:: Data supplied ::
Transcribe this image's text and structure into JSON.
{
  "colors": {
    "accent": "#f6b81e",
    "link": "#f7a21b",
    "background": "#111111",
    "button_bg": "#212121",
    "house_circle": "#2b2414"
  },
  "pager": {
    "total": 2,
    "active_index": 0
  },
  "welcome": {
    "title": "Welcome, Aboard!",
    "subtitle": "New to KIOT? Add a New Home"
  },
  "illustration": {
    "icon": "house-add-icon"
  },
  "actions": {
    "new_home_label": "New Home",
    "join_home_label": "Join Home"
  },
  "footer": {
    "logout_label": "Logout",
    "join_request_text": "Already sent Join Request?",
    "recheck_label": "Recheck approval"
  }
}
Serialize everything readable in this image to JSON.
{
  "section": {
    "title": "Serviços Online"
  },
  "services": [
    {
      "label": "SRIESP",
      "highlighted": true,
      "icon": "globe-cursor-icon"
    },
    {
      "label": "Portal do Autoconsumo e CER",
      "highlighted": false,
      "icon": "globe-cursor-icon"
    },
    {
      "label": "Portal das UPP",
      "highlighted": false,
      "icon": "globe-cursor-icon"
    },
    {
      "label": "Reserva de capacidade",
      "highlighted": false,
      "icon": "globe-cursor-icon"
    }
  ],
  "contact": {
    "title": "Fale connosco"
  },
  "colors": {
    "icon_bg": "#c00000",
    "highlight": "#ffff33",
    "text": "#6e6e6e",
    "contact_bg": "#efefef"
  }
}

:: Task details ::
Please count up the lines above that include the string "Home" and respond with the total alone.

:: Solution ::
3